• [YOUR TASK]: With the pictures left out, every record must be reproduced exactly.

*** Begin section ***

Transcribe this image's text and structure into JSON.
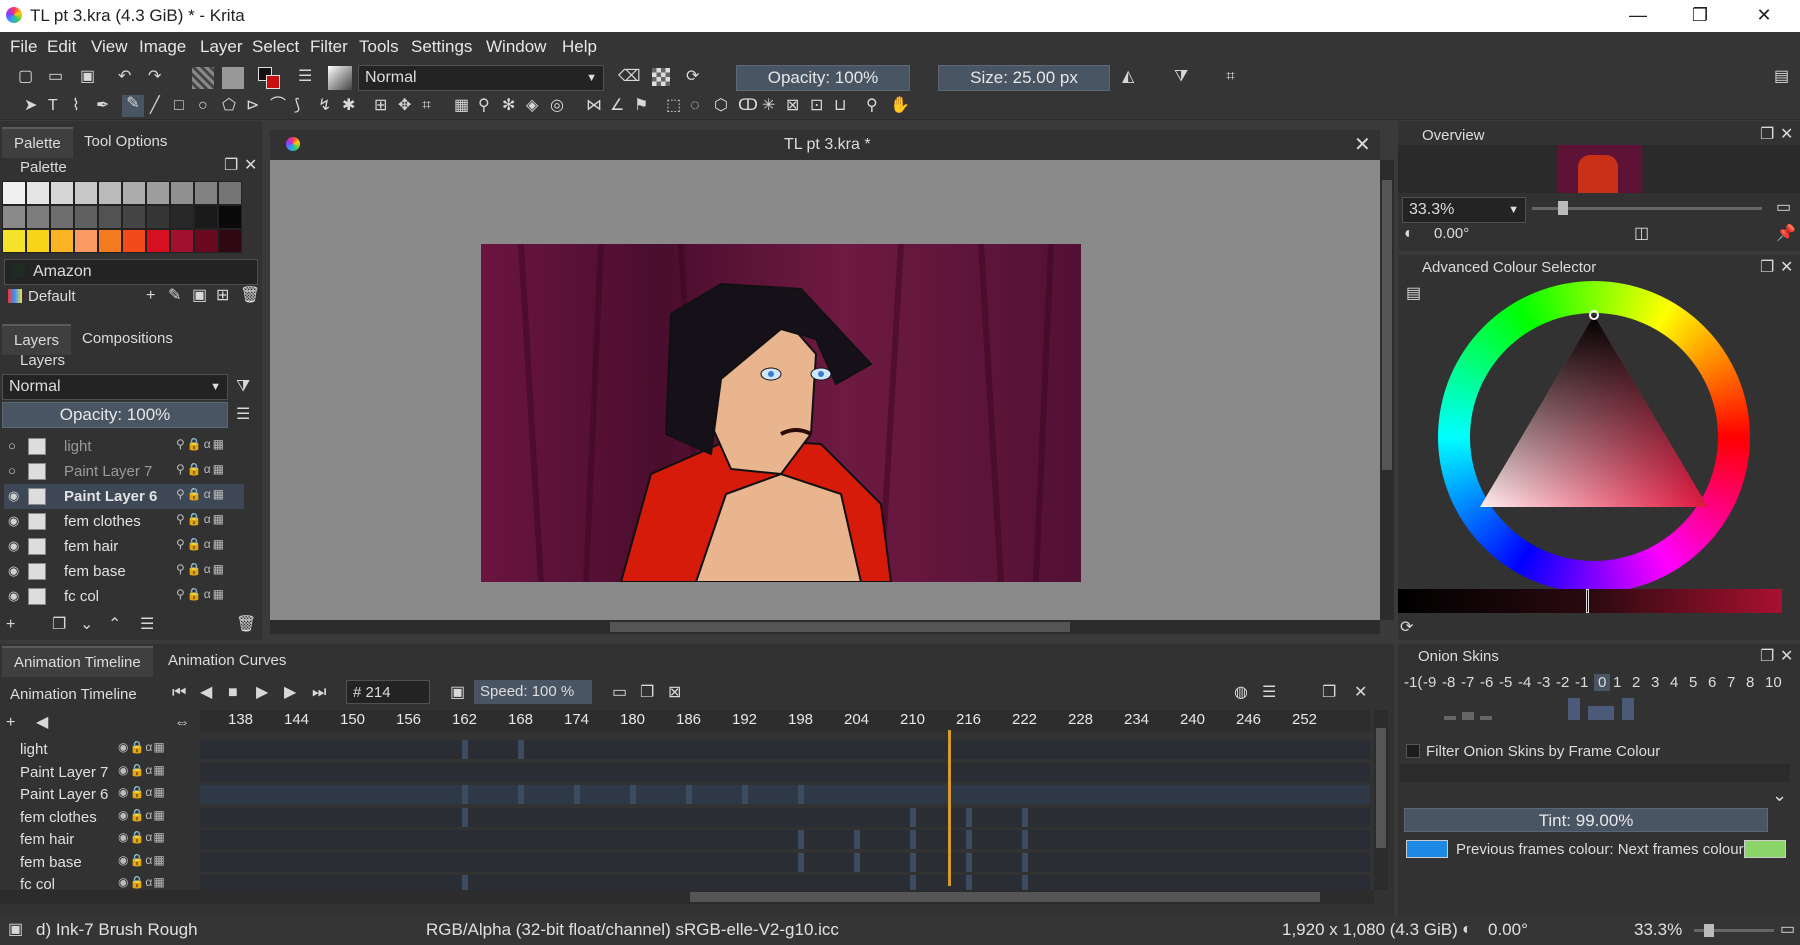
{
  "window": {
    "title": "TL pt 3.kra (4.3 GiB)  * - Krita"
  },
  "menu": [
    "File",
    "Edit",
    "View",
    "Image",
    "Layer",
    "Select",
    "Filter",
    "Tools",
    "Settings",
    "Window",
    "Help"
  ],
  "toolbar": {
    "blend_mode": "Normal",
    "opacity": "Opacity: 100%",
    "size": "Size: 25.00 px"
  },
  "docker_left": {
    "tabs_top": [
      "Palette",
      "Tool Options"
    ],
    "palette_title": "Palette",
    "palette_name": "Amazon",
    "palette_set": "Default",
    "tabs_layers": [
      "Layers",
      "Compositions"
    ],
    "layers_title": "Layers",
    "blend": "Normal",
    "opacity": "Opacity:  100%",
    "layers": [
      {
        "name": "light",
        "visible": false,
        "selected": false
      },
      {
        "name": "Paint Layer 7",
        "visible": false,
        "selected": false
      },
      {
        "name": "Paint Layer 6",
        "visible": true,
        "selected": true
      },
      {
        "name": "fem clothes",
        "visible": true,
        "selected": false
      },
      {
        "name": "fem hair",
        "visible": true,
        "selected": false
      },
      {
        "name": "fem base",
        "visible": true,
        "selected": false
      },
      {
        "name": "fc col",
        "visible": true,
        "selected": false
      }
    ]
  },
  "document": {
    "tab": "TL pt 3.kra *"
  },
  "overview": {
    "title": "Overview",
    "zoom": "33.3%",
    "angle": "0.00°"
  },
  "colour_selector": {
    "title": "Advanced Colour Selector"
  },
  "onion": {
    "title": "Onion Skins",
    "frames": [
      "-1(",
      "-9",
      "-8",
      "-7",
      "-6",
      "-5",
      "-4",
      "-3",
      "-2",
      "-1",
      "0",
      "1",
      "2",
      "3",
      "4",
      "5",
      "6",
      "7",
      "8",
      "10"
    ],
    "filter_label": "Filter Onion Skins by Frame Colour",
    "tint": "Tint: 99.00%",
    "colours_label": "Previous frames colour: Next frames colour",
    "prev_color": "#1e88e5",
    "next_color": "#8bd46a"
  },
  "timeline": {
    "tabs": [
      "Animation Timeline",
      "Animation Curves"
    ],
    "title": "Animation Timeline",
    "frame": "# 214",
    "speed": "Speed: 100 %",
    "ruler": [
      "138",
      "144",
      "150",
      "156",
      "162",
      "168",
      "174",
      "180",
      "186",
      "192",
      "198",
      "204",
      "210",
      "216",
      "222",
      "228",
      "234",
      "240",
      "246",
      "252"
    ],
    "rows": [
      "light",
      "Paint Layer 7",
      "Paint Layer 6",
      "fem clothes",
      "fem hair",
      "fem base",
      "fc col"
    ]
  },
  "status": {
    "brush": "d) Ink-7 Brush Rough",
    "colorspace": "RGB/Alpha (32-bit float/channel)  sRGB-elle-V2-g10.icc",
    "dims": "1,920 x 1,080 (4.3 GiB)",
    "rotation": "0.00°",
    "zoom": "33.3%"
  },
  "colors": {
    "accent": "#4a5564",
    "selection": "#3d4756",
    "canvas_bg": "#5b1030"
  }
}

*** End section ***

• [RESULT]:
Transcribe this image's text and structure into JSON.
{
  "window": {
    "title": "TL pt 3.kra (4.3 GiB)  * - Krita"
  },
  "menu": [
    "File",
    "Edit",
    "View",
    "Image",
    "Layer",
    "Select",
    "Filter",
    "Tools",
    "Settings",
    "Window",
    "Help"
  ],
  "toolbar": {
    "blend_mode": "Normal",
    "opacity": "Opacity: 100%",
    "size": "Size: 25.00 px"
  },
  "docker_left": {
    "tabs_top": [
      "Palette",
      "Tool Options"
    ],
    "palette_title": "Palette",
    "palette_name": "Amazon",
    "palette_set": "Default",
    "tabs_layers": [
      "Layers",
      "Compositions"
    ],
    "layers_title": "Layers",
    "blend": "Normal",
    "opacity": "Opacity:  100%",
    "layers": [
      {
        "name": "light",
        "visible": false,
        "selected": false
      },
      {
        "name": "Paint Layer 7",
        "visible": false,
        "selected": false
      },
      {
        "name": "Paint Layer 6",
        "visible": true,
        "selected": true
      },
      {
        "name": "fem clothes",
        "visible": true,
        "selected": false
      },
      {
        "name": "fem hair",
        "visible": true,
        "selected": false
      },
      {
        "name": "fem base",
        "visible": true,
        "selected": false
      },
      {
        "name": "fc col",
        "visible": true,
        "selected": false
      }
    ]
  },
  "document": {
    "tab": "TL pt 3.kra *"
  },
  "overview": {
    "title": "Overview",
    "zoom": "33.3%",
    "angle": "0.00°"
  },
  "colour_selector": {
    "title": "Advanced Colour Selector"
  },
  "onion": {
    "title": "Onion Skins",
    "frames": [
      "-1(",
      "-9",
      "-8",
      "-7",
      "-6",
      "-5",
      "-4",
      "-3",
      "-2",
      "-1",
      "0",
      "1",
      "2",
      "3",
      "4",
      "5",
      "6",
      "7",
      "8",
      "10"
    ],
    "filter_label": "Filter Onion Skins by Frame Colour",
    "tint": "Tint: 99.00%",
    "colours_label": "Previous frames colour: Next frames colour",
    "prev_color": "#1e88e5",
    "next_color": "#8bd46a"
  },
  "timeline": {
    "tabs": [
      "Animation Timeline",
      "Animation Curves"
    ],
    "title": "Animation Timeline",
    "frame": "# 214",
    "speed": "Speed: 100 %",
    "ruler": [
      "138",
      "144",
      "150",
      "156",
      "162",
      "168",
      "174",
      "180",
      "186",
      "192",
      "198",
      "204",
      "210",
      "216",
      "222",
      "228",
      "234",
      "240",
      "246",
      "252"
    ],
    "rows": [
      "light",
      "Paint Layer 7",
      "Paint Layer 6",
      "fem clothes",
      "fem hair",
      "fem base",
      "fc col"
    ]
  },
  "status": {
    "brush": "d) Ink-7 Brush Rough",
    "colorspace": "RGB/Alpha (32-bit float/channel)  sRGB-elle-V2-g10.icc",
    "dims": "1,920 x 1,080 (4.3 GiB)",
    "rotation": "0.00°",
    "zoom": "33.3%"
  },
  "colors": {
    "accent": "#4a5564",
    "selection": "#3d4756",
    "canvas_bg": "#5b1030"
  }
}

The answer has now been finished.